What to produce.
Would you set down every entry again, exactly as written?

Record extracts.
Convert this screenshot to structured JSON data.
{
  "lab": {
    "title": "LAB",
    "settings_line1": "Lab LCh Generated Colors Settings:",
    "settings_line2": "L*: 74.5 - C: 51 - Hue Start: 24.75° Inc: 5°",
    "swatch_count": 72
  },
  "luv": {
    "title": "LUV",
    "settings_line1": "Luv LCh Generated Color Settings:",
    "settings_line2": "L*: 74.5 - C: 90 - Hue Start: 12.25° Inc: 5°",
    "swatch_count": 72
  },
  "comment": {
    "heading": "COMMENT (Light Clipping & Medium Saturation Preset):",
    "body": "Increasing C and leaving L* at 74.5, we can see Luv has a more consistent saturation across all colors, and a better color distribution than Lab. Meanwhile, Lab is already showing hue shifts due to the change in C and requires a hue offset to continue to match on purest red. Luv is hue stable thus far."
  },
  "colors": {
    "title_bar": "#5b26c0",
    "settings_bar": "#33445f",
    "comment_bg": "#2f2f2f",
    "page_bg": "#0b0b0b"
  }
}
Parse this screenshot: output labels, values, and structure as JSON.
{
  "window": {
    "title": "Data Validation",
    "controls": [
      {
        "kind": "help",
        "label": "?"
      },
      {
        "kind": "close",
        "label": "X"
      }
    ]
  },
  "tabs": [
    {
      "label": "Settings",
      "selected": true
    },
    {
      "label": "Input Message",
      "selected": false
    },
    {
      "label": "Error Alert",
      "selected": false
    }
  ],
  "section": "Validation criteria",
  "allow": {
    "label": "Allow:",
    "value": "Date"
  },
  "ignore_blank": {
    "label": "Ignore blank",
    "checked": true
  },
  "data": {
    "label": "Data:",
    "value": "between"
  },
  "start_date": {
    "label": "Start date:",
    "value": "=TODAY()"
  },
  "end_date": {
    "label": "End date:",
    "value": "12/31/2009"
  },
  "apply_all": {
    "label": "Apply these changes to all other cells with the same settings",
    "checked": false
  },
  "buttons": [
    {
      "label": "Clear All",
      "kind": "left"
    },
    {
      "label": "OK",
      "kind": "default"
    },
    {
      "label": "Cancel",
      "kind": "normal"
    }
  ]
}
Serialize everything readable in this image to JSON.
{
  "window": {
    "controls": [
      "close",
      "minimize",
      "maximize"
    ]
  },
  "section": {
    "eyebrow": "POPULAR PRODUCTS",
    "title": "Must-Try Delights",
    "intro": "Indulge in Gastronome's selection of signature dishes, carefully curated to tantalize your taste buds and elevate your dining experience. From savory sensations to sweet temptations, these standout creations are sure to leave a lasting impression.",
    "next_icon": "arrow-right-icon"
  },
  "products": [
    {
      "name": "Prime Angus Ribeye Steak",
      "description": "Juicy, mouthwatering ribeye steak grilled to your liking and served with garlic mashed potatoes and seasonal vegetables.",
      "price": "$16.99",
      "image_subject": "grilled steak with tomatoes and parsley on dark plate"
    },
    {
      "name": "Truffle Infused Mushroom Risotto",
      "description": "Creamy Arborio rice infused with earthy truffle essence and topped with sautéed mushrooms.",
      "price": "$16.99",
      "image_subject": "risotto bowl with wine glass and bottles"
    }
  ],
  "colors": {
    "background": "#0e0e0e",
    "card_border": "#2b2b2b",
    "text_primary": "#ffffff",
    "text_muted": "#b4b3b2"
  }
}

Solution to this exercise.
Convert this screenshot to structured JSON data.
{
  "lab": {
    "title": "LAB",
    "settings_line1": "Lab LCh Generated Colors Settings:",
    "settings_line2": "L*: 74.5 - C: 51 - Hue Start: 24.75° Inc: 5°",
    "swatch_count": 72
  },
  "luv": {
    "title": "LUV",
    "settings_line1": "Luv LCh Generated Color Settings:",
    "settings_line2": "L*: 74.5 - C: 90 - Hue Start: 12.25° Inc: 5°",
    "swatch_count": 72
  },
  "comment": {
    "heading": "COMMENT (Light Clipping & Medium Saturation Preset):",
    "body": "Increasing C and leaving L* at 74.5, we can see Luv has a more consistent saturation across all colors, and a better color distribution than Lab. Meanwhile, Lab is already showing hue shifts due to the change in C and requires a hue offset to continue to match on purest red. Luv is hue stable thus far."
  },
  "colors": {
    "title_bar": "#5b26c0",
    "settings_bar": "#33445f",
    "comment_bg": "#2f2f2f",
    "page_bg": "#0b0b0b"
  }
}
Parse this screenshot: output labels, values, and structure as JSON.
{
  "window": {
    "title": "Data Validation",
    "controls": [
      {
        "kind": "help",
        "label": "?"
      },
      {
        "kind": "close",
        "label": "X"
      }
    ]
  },
  "tabs": [
    {
      "label": "Settings",
      "selected": true
    },
    {
      "label": "Input Message",
      "selected": false
    },
    {
      "label": "Error Alert",
      "selected": false
    }
  ],
  "section": "Validation criteria",
  "allow": {
    "label": "Allow:",
    "value": "Date"
  },
  "ignore_blank": {
    "label": "Ignore blank",
    "checked": true
  },
  "data": {
    "label": "Data:",
    "value": "between"
  },
  "start_date": {
    "label": "Start date:",
    "value": "=TODAY()"
  },
  "end_date": {
    "label": "End date:",
    "value": "12/31/2009"
  },
  "apply_all": {
    "label": "Apply these changes to all other cells with the same settings",
    "checked": false
  },
  "buttons": [
    {
      "label": "Clear All",
      "kind": "left"
    },
    {
      "label": "OK",
      "kind": "default"
    },
    {
      "label": "Cancel",
      "kind": "normal"
    }
  ]
}
Serialize everything readable in this image to JSON.
{
  "window": {
    "controls": [
      "close",
      "minimize",
      "maximize"
    ]
  },
  "section": {
    "eyebrow": "POPULAR PRODUCTS",
    "title": "Must-Try Delights",
    "intro": "Indulge in Gastronome's selection of signature dishes, carefully curated to tantalize your taste buds and elevate your dining experience. From savory sensations to sweet temptations, these standout creations are sure to leave a lasting impression.",
    "next_icon": "arrow-right-icon"
  },
  "products": [
    {
      "name": "Prime Angus Ribeye Steak",
      "description": "Juicy, mouthwatering ribeye steak grilled to your liking and served with garlic mashed potatoes and seasonal vegetables.",
      "price": "$16.99",
      "image_subject": "grilled steak with tomatoes and parsley on dark plate"
    },
    {
      "name": "Truffle Infused Mushroom Risotto",
      "description": "Creamy Arborio rice infused with earthy truffle essence and topped with sautéed mushrooms.",
      "price": "$16.99",
      "image_subject": "risotto bowl with wine glass and bottles"
    }
  ],
  "colors": {
    "background": "#0e0e0e",
    "card_border": "#2b2b2b",
    "text_primary": "#ffffff",
    "text_muted": "#b4b3b2"
  }
}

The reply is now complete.